We see many first year students in our office, some with questions about planning their course schedules, others who need help finding a balance between their academic lives and the many commitments they have here on campus. And we welcome all of these questions, because as advisors, we view these conversations as opportunities to help students begin establishing life skills like time management, organization, and work/life balance that become necessary down the road.

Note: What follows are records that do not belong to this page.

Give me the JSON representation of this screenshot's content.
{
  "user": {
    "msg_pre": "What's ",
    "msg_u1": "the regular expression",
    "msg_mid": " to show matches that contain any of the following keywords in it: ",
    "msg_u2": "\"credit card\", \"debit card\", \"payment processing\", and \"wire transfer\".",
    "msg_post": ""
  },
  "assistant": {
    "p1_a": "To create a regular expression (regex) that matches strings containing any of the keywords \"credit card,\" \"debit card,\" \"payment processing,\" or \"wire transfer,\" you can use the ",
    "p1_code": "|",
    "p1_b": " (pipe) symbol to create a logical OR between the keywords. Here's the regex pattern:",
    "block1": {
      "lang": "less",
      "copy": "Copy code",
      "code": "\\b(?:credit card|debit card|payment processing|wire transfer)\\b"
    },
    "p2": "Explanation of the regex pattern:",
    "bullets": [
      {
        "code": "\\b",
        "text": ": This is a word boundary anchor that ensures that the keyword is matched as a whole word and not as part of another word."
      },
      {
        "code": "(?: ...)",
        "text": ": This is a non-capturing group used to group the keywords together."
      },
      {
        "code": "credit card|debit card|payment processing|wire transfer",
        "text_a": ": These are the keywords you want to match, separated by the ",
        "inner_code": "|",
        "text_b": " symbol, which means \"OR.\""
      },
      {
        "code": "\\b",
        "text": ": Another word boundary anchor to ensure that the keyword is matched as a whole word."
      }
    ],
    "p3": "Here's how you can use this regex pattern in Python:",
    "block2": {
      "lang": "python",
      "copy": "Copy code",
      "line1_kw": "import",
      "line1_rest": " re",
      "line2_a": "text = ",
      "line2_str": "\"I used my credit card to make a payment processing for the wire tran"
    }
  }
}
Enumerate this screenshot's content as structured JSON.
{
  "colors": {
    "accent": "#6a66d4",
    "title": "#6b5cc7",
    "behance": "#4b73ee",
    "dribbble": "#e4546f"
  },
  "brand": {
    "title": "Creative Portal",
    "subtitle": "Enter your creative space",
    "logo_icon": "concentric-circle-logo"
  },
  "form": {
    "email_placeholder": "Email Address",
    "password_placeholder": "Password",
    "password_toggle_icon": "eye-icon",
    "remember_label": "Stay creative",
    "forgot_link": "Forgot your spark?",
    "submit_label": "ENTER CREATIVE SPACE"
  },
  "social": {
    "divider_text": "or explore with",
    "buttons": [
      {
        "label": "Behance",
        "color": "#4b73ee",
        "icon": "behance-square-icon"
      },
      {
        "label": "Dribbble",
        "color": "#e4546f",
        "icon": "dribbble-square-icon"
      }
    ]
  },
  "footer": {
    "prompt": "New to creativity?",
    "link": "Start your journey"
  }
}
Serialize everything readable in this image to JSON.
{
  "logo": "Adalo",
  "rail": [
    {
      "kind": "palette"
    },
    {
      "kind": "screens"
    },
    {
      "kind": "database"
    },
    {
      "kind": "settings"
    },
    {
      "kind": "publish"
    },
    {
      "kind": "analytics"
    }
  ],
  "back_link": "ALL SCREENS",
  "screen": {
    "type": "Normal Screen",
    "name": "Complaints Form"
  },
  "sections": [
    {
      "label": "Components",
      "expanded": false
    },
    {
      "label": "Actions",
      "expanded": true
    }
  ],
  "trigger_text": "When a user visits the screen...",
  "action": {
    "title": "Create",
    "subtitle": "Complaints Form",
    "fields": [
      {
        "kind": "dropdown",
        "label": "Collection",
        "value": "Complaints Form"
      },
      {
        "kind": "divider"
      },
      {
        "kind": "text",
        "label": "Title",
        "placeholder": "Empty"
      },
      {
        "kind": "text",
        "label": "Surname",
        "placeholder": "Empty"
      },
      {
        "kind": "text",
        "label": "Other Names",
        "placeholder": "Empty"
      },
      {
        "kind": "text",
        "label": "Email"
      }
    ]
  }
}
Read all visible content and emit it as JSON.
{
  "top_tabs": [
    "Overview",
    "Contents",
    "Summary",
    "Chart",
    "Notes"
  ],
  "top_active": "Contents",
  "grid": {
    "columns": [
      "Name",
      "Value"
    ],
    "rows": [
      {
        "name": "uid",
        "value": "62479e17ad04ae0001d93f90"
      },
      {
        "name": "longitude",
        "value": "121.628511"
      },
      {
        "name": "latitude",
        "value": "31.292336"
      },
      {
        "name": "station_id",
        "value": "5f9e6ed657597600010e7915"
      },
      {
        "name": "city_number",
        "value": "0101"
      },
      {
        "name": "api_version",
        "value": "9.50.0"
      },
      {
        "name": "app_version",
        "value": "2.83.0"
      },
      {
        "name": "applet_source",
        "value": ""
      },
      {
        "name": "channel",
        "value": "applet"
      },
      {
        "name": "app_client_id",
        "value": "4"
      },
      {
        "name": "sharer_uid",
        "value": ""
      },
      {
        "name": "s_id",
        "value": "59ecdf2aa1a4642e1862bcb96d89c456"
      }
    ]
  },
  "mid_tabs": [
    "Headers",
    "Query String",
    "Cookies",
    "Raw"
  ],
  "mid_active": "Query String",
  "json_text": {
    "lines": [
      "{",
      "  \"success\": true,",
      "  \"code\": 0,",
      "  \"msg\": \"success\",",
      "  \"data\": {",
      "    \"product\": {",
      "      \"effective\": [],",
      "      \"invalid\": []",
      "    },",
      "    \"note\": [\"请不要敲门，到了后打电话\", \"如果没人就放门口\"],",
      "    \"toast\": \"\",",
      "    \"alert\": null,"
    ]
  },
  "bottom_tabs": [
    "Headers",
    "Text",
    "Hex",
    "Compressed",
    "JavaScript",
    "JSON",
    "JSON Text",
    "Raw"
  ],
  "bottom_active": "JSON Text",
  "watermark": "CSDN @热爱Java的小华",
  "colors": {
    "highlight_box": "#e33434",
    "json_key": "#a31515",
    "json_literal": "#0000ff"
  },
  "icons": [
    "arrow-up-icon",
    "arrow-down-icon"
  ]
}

But there’s another big question that often comes through our doors every semester, and sometimes not just from our first year students: “What should I major in?” It’s often a question accompanied by anxiety and sometimes even embarrassment. Students sometimes feel sheepish or ill-equipped for college if they don’t have a clear sense of what they wish to study as soon as they arrive on campus, but the truth is, a good number of students are in the same boat. According to the Princeton Review, even for those who think they have a plan, 50% will change their majors at least once. And that’s okay.
While there are some majors, such as Engineering, which require that students adhere to a firm academic track for their four years, there are many majors that do allow for a bit of academic exploration and discovery in the first year. It’s critical that this period of exploration is supported, as it often proves to be one of the most informative stages of a student’s college experience. Undeclared students who allow for a year of exploration and inquiry can often achieve a deeper sense of commitment and clarity about the choices they make for their majors and minors, which in turn leads to a greater sense of self-actualization and personal growth—qualities we hope to see all of our students develop under the Jesuit mission.
So if your student comes home and loves classes but still hasn’t quite figured out a major, relax. Here are some tips:
- Stay calm and allow space for your student to work through his or her indecision. Unknowns are uncomfortable, but often the struggle of working through big questions is exactly the hard work that yields promising and fruitful outcomes.
- Be supportive of your student’s decision-making process by suggesting regular visits with professors, encourage appointments with AAA or the career center for additional advising, and suggest they do as much research as they can; the Internet is often a valuable tool for major discernment.
- Encourage your student to study what he or she is passionate about, and not just majors that ostensibly lead to the most lucrative careers. Passion will be harnessed in any number of ways in the job market. Passion leads to job fulfillment and a sense of purpose in the work world. Embrace your student’s passions and interests—even if they don’t match up with a specific career path right away.
- Talk to your student about everything. Talk politics, talk relationships, talk religion, talk pop music…just keep talking! Allow conversations to be organic and ask lots of questions. Sometimes all it takes is a student realizing he or she is a bit of an expert in a particular subject matter to help them dig a little deeper, and with a little time, this interest might just turn into a major.